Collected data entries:
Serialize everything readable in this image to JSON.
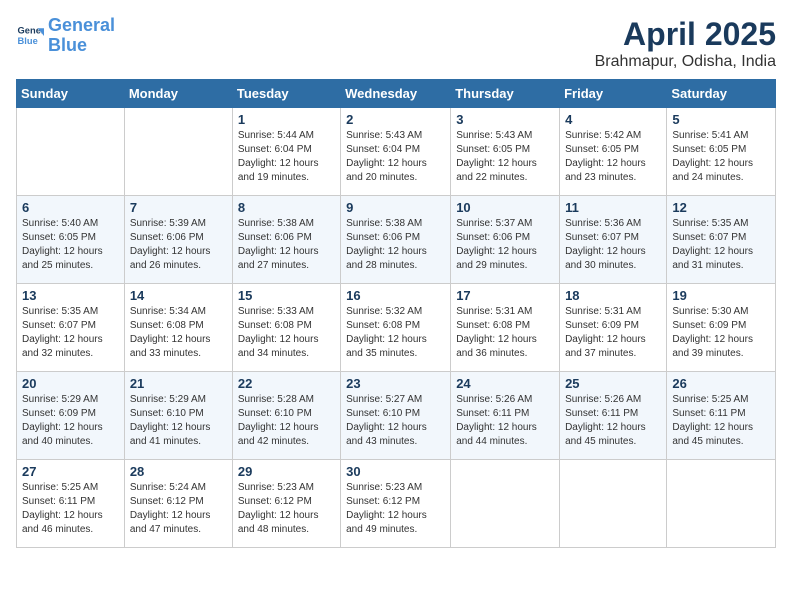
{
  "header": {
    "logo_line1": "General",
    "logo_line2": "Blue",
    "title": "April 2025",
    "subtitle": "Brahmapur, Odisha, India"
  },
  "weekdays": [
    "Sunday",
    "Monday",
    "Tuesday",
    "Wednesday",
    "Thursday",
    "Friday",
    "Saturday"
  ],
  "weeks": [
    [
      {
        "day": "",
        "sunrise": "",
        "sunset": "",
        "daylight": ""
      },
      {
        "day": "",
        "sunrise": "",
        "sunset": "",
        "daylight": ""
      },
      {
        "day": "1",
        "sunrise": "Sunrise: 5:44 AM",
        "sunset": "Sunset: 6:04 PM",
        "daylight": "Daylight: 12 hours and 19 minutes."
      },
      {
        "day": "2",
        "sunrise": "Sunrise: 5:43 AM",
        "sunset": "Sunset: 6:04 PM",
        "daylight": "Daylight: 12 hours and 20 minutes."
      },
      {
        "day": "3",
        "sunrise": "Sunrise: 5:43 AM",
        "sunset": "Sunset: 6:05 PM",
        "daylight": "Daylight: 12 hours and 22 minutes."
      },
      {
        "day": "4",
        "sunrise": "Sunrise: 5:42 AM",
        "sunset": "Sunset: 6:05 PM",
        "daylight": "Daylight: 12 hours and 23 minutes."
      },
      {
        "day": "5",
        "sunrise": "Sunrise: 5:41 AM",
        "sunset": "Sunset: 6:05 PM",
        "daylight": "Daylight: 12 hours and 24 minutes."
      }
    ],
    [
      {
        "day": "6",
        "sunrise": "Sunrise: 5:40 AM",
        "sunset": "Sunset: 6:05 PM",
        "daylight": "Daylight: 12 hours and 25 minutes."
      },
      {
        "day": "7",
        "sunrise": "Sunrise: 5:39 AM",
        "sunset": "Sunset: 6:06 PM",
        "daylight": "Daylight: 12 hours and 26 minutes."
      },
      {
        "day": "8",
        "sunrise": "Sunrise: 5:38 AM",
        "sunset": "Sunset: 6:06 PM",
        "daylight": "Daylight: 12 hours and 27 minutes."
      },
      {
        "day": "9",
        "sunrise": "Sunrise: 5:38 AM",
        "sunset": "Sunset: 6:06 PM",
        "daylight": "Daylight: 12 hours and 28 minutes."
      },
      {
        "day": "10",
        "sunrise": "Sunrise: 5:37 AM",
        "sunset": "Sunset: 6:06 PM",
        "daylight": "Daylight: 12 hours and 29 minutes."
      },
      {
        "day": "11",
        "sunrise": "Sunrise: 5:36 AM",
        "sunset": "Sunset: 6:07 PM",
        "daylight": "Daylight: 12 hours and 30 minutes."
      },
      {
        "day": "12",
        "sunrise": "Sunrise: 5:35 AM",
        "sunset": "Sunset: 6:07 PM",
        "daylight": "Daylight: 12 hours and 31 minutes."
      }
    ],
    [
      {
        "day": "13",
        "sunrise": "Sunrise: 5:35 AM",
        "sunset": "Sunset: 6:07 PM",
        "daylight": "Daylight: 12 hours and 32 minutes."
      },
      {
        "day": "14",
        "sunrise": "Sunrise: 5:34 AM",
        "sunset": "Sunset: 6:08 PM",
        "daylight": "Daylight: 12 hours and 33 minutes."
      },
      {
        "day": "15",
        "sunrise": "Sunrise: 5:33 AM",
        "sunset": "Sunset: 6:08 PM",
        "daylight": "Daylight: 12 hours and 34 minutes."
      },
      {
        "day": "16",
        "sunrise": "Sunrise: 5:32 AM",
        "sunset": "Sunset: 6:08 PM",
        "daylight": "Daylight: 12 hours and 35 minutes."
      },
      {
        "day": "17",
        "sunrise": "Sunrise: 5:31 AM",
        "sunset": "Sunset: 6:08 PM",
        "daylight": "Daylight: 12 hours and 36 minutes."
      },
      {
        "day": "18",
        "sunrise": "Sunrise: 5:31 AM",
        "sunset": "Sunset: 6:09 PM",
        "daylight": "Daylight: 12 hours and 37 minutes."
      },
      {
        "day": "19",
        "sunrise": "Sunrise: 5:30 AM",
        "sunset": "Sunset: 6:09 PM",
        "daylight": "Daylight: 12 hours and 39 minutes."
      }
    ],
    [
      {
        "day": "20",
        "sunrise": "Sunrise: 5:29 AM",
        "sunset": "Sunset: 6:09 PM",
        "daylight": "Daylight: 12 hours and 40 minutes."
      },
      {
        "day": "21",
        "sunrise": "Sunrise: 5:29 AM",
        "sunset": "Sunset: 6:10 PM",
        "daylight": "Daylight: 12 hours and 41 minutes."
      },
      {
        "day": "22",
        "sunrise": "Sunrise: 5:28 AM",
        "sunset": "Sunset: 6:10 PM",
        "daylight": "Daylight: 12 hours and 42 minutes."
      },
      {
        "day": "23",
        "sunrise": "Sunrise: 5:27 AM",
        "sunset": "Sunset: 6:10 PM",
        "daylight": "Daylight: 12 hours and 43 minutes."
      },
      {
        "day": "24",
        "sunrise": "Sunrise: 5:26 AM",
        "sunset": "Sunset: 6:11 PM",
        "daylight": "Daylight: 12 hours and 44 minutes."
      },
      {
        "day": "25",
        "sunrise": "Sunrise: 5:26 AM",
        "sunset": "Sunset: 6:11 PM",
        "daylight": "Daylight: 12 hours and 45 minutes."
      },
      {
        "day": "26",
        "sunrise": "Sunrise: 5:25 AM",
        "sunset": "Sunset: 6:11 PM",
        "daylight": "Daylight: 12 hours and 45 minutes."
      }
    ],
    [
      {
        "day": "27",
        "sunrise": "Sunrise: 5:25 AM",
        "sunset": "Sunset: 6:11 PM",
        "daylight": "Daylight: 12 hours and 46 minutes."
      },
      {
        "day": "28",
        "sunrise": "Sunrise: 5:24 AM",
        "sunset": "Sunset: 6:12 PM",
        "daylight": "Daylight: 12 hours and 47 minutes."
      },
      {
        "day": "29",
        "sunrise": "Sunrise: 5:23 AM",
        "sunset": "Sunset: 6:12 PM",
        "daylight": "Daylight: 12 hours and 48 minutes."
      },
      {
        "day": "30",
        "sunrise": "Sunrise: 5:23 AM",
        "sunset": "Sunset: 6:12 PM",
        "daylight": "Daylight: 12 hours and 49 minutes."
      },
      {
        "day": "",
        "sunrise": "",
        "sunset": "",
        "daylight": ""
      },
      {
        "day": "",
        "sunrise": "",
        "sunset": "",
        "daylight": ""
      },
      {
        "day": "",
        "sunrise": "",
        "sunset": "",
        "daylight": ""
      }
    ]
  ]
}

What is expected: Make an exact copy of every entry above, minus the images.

Output for this exercise:
Serialize everything readable in this image to JSON.
{
  "header": {
    "logo_line1": "General",
    "logo_line2": "Blue",
    "title": "April 2025",
    "subtitle": "Brahmapur, Odisha, India"
  },
  "weekdays": [
    "Sunday",
    "Monday",
    "Tuesday",
    "Wednesday",
    "Thursday",
    "Friday",
    "Saturday"
  ],
  "weeks": [
    [
      {
        "day": "",
        "sunrise": "",
        "sunset": "",
        "daylight": ""
      },
      {
        "day": "",
        "sunrise": "",
        "sunset": "",
        "daylight": ""
      },
      {
        "day": "1",
        "sunrise": "Sunrise: 5:44 AM",
        "sunset": "Sunset: 6:04 PM",
        "daylight": "Daylight: 12 hours and 19 minutes."
      },
      {
        "day": "2",
        "sunrise": "Sunrise: 5:43 AM",
        "sunset": "Sunset: 6:04 PM",
        "daylight": "Daylight: 12 hours and 20 minutes."
      },
      {
        "day": "3",
        "sunrise": "Sunrise: 5:43 AM",
        "sunset": "Sunset: 6:05 PM",
        "daylight": "Daylight: 12 hours and 22 minutes."
      },
      {
        "day": "4",
        "sunrise": "Sunrise: 5:42 AM",
        "sunset": "Sunset: 6:05 PM",
        "daylight": "Daylight: 12 hours and 23 minutes."
      },
      {
        "day": "5",
        "sunrise": "Sunrise: 5:41 AM",
        "sunset": "Sunset: 6:05 PM",
        "daylight": "Daylight: 12 hours and 24 minutes."
      }
    ],
    [
      {
        "day": "6",
        "sunrise": "Sunrise: 5:40 AM",
        "sunset": "Sunset: 6:05 PM",
        "daylight": "Daylight: 12 hours and 25 minutes."
      },
      {
        "day": "7",
        "sunrise": "Sunrise: 5:39 AM",
        "sunset": "Sunset: 6:06 PM",
        "daylight": "Daylight: 12 hours and 26 minutes."
      },
      {
        "day": "8",
        "sunrise": "Sunrise: 5:38 AM",
        "sunset": "Sunset: 6:06 PM",
        "daylight": "Daylight: 12 hours and 27 minutes."
      },
      {
        "day": "9",
        "sunrise": "Sunrise: 5:38 AM",
        "sunset": "Sunset: 6:06 PM",
        "daylight": "Daylight: 12 hours and 28 minutes."
      },
      {
        "day": "10",
        "sunrise": "Sunrise: 5:37 AM",
        "sunset": "Sunset: 6:06 PM",
        "daylight": "Daylight: 12 hours and 29 minutes."
      },
      {
        "day": "11",
        "sunrise": "Sunrise: 5:36 AM",
        "sunset": "Sunset: 6:07 PM",
        "daylight": "Daylight: 12 hours and 30 minutes."
      },
      {
        "day": "12",
        "sunrise": "Sunrise: 5:35 AM",
        "sunset": "Sunset: 6:07 PM",
        "daylight": "Daylight: 12 hours and 31 minutes."
      }
    ],
    [
      {
        "day": "13",
        "sunrise": "Sunrise: 5:35 AM",
        "sunset": "Sunset: 6:07 PM",
        "daylight": "Daylight: 12 hours and 32 minutes."
      },
      {
        "day": "14",
        "sunrise": "Sunrise: 5:34 AM",
        "sunset": "Sunset: 6:08 PM",
        "daylight": "Daylight: 12 hours and 33 minutes."
      },
      {
        "day": "15",
        "sunrise": "Sunrise: 5:33 AM",
        "sunset": "Sunset: 6:08 PM",
        "daylight": "Daylight: 12 hours and 34 minutes."
      },
      {
        "day": "16",
        "sunrise": "Sunrise: 5:32 AM",
        "sunset": "Sunset: 6:08 PM",
        "daylight": "Daylight: 12 hours and 35 minutes."
      },
      {
        "day": "17",
        "sunrise": "Sunrise: 5:31 AM",
        "sunset": "Sunset: 6:08 PM",
        "daylight": "Daylight: 12 hours and 36 minutes."
      },
      {
        "day": "18",
        "sunrise": "Sunrise: 5:31 AM",
        "sunset": "Sunset: 6:09 PM",
        "daylight": "Daylight: 12 hours and 37 minutes."
      },
      {
        "day": "19",
        "sunrise": "Sunrise: 5:30 AM",
        "sunset": "Sunset: 6:09 PM",
        "daylight": "Daylight: 12 hours and 39 minutes."
      }
    ],
    [
      {
        "day": "20",
        "sunrise": "Sunrise: 5:29 AM",
        "sunset": "Sunset: 6:09 PM",
        "daylight": "Daylight: 12 hours and 40 minutes."
      },
      {
        "day": "21",
        "sunrise": "Sunrise: 5:29 AM",
        "sunset": "Sunset: 6:10 PM",
        "daylight": "Daylight: 12 hours and 41 minutes."
      },
      {
        "day": "22",
        "sunrise": "Sunrise: 5:28 AM",
        "sunset": "Sunset: 6:10 PM",
        "daylight": "Daylight: 12 hours and 42 minutes."
      },
      {
        "day": "23",
        "sunrise": "Sunrise: 5:27 AM",
        "sunset": "Sunset: 6:10 PM",
        "daylight": "Daylight: 12 hours and 43 minutes."
      },
      {
        "day": "24",
        "sunrise": "Sunrise: 5:26 AM",
        "sunset": "Sunset: 6:11 PM",
        "daylight": "Daylight: 12 hours and 44 minutes."
      },
      {
        "day": "25",
        "sunrise": "Sunrise: 5:26 AM",
        "sunset": "Sunset: 6:11 PM",
        "daylight": "Daylight: 12 hours and 45 minutes."
      },
      {
        "day": "26",
        "sunrise": "Sunrise: 5:25 AM",
        "sunset": "Sunset: 6:11 PM",
        "daylight": "Daylight: 12 hours and 45 minutes."
      }
    ],
    [
      {
        "day": "27",
        "sunrise": "Sunrise: 5:25 AM",
        "sunset": "Sunset: 6:11 PM",
        "daylight": "Daylight: 12 hours and 46 minutes."
      },
      {
        "day": "28",
        "sunrise": "Sunrise: 5:24 AM",
        "sunset": "Sunset: 6:12 PM",
        "daylight": "Daylight: 12 hours and 47 minutes."
      },
      {
        "day": "29",
        "sunrise": "Sunrise: 5:23 AM",
        "sunset": "Sunset: 6:12 PM",
        "daylight": "Daylight: 12 hours and 48 minutes."
      },
      {
        "day": "30",
        "sunrise": "Sunrise: 5:23 AM",
        "sunset": "Sunset: 6:12 PM",
        "daylight": "Daylight: 12 hours and 49 minutes."
      },
      {
        "day": "",
        "sunrise": "",
        "sunset": "",
        "daylight": ""
      },
      {
        "day": "",
        "sunrise": "",
        "sunset": "",
        "daylight": ""
      },
      {
        "day": "",
        "sunrise": "",
        "sunset": "",
        "daylight": ""
      }
    ]
  ]
}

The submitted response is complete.